Page and application data records
- - - - - - -

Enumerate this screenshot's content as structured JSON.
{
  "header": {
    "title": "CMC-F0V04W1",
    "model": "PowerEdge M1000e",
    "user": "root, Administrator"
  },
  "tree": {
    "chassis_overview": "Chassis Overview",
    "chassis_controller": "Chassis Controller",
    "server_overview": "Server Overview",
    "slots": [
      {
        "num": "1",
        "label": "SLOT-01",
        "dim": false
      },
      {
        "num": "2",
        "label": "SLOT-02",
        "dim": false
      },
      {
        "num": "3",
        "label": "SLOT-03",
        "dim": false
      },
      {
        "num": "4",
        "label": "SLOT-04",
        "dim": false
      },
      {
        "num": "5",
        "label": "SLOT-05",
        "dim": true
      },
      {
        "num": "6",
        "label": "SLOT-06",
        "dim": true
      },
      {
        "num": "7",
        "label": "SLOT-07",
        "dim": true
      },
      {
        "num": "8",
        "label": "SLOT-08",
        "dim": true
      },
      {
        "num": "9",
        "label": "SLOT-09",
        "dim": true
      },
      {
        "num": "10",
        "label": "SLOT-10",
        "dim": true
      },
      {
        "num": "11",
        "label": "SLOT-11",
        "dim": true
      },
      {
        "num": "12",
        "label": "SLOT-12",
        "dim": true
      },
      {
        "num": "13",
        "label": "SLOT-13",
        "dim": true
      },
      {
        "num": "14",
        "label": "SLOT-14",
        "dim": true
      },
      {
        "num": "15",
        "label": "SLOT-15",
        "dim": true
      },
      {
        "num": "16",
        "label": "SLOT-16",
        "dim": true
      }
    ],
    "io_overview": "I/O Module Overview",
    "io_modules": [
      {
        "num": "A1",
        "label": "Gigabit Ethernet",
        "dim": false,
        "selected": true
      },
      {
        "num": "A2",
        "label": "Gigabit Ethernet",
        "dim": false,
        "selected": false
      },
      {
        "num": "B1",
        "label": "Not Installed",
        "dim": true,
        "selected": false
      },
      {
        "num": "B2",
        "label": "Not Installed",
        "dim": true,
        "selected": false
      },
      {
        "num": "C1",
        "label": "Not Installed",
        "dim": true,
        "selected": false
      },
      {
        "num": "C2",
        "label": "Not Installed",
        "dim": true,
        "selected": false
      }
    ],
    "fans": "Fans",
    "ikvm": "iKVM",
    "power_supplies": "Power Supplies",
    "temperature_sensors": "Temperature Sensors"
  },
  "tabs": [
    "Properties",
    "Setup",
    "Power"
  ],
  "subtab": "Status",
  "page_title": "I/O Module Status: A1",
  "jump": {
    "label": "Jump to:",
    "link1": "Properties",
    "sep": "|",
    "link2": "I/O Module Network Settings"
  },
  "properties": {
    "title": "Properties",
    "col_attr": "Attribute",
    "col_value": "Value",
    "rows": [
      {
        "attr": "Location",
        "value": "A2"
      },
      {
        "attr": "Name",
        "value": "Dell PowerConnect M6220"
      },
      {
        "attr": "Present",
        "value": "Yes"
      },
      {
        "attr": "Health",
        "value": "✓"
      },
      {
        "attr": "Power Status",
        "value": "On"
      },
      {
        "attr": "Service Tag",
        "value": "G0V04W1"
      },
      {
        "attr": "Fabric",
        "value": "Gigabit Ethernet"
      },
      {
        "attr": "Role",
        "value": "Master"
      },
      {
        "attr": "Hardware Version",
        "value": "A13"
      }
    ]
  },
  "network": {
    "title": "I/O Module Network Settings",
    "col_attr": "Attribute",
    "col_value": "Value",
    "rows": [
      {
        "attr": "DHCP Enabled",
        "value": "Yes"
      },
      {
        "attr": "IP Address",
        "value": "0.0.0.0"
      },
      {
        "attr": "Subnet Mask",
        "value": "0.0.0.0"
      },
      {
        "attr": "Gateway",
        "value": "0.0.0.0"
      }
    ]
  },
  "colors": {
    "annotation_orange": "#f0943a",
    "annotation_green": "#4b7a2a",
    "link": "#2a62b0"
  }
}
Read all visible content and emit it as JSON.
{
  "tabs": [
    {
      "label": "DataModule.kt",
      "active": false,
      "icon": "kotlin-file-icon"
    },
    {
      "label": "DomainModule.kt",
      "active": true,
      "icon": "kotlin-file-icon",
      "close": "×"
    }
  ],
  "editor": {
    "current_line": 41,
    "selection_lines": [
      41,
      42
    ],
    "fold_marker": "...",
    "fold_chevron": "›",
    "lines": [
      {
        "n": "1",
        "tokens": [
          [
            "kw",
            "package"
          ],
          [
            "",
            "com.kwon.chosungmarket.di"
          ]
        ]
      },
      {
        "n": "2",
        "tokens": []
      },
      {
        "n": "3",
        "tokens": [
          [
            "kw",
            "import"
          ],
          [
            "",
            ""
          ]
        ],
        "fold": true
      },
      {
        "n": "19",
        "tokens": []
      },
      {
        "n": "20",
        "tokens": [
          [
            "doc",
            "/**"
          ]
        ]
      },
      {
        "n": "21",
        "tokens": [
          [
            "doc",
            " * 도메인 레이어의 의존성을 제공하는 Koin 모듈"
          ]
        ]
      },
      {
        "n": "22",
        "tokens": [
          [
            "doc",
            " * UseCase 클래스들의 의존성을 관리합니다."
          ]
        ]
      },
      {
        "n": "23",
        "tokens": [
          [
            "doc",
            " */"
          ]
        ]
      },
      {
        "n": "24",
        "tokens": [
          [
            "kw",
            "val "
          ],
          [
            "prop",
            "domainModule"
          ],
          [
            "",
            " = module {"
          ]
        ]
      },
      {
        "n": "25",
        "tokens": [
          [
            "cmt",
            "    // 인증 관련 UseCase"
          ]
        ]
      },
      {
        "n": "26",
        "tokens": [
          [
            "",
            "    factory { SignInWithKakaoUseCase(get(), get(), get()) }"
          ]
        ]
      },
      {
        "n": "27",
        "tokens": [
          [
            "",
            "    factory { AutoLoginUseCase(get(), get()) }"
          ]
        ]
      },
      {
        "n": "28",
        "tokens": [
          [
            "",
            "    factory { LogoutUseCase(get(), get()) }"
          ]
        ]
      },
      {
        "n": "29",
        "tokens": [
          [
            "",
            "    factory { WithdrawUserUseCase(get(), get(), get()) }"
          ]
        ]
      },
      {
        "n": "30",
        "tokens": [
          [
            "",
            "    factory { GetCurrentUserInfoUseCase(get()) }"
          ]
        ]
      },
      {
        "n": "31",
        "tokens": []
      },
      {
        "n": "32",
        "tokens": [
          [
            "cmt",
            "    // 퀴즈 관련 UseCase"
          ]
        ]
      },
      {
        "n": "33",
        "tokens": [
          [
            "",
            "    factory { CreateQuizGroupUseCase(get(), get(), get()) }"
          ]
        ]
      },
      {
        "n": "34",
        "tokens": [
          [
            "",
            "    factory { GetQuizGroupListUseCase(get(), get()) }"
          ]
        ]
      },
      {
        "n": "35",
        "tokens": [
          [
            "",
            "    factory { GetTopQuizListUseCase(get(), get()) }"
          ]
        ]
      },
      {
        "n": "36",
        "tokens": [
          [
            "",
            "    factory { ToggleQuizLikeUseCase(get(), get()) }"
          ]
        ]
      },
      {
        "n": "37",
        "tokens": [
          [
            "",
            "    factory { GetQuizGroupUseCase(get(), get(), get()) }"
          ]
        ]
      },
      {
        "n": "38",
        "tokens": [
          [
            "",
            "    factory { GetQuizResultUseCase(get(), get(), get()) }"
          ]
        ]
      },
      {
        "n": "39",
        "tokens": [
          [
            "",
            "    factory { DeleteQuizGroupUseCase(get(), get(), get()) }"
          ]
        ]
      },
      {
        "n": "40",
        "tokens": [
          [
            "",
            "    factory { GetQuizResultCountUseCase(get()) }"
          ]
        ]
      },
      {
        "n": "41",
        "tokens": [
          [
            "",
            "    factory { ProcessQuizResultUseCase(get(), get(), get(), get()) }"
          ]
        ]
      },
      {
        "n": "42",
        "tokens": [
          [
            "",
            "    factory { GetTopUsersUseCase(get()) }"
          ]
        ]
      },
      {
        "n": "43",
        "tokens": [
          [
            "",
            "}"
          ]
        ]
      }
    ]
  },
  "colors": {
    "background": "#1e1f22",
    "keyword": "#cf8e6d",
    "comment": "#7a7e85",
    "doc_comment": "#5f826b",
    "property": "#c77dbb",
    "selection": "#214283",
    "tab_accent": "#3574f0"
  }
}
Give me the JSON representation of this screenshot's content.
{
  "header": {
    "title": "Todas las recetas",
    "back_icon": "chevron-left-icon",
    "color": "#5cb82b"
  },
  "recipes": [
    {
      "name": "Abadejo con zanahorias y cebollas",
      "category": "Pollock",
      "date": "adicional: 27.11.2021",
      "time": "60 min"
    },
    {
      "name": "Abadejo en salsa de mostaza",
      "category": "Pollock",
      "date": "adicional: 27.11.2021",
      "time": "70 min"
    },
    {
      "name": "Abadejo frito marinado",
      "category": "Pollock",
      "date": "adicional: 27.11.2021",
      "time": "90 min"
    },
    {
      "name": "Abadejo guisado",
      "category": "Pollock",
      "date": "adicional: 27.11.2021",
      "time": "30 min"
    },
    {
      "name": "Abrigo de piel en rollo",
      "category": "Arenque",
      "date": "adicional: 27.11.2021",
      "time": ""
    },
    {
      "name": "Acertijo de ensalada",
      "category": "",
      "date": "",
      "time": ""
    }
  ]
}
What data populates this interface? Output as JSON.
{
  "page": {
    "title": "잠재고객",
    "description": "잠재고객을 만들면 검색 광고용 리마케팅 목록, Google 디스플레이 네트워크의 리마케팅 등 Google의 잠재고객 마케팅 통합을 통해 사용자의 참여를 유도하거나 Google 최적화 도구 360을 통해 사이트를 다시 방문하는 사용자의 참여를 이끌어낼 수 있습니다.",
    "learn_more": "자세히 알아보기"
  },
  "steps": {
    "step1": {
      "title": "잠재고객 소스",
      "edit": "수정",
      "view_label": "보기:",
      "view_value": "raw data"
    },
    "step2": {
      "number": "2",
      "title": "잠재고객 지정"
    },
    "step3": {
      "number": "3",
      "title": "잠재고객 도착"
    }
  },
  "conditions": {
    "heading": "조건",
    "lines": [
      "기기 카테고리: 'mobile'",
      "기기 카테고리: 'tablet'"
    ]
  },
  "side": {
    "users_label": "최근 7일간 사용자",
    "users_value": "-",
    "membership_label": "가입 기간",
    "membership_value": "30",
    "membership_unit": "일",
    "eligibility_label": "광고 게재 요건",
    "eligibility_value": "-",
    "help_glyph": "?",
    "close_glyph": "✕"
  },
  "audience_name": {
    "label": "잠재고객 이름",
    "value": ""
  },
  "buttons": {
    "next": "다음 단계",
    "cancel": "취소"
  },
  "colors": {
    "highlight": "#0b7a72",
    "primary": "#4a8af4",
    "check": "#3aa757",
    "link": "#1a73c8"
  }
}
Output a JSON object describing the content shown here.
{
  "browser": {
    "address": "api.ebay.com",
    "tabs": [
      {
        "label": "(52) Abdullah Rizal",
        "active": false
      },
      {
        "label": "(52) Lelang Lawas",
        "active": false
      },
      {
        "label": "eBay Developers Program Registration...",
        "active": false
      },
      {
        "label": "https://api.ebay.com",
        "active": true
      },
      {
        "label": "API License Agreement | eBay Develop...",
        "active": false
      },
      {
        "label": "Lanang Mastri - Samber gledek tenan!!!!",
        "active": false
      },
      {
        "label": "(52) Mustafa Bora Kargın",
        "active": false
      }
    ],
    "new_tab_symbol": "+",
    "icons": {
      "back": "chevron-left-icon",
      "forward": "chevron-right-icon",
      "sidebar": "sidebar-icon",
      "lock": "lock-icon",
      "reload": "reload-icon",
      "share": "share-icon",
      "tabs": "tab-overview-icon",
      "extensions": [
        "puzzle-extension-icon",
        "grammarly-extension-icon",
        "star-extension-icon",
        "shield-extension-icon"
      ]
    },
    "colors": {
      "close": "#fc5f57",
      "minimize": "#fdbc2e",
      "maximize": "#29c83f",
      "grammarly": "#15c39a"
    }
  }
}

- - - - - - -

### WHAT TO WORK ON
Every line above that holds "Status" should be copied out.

### SOLUTION FOR THIS TASK
  "subtab": "Status",
  "page_title": "I/O Module Status: A1",
        "attr": "Power Status",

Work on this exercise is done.